TASK ITEM
One figure is wanted here: how many lines in the entries hold the word "JSON".

App and web page records:
------------------------------------------------------------

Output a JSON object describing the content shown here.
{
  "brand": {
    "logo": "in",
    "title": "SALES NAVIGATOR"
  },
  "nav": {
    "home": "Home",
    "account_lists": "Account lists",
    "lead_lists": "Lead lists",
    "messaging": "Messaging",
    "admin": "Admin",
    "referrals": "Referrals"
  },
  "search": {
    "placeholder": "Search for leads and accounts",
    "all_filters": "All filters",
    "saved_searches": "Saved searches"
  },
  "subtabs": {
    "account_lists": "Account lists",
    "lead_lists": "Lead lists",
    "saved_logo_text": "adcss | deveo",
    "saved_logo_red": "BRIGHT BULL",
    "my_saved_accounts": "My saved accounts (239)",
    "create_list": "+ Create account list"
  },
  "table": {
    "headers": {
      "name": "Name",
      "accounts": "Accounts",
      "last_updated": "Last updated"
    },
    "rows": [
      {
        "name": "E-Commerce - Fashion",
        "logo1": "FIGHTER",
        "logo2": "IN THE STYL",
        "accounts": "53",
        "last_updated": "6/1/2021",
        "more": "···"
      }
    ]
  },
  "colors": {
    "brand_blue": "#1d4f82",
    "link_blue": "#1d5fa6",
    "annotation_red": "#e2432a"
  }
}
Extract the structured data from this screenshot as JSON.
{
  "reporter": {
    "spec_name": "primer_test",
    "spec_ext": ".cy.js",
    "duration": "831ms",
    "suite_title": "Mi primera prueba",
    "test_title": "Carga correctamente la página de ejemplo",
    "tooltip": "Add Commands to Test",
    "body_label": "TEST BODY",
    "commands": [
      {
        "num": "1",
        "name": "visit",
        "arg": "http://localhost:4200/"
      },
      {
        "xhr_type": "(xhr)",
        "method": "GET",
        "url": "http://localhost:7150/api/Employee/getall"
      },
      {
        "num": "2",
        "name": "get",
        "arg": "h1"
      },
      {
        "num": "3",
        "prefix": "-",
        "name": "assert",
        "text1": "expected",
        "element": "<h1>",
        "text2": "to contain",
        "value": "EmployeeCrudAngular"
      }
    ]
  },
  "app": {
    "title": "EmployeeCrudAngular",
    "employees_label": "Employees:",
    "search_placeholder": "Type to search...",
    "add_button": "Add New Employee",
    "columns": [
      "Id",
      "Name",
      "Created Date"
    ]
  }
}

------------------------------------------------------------

FINISHED EXERCISE
2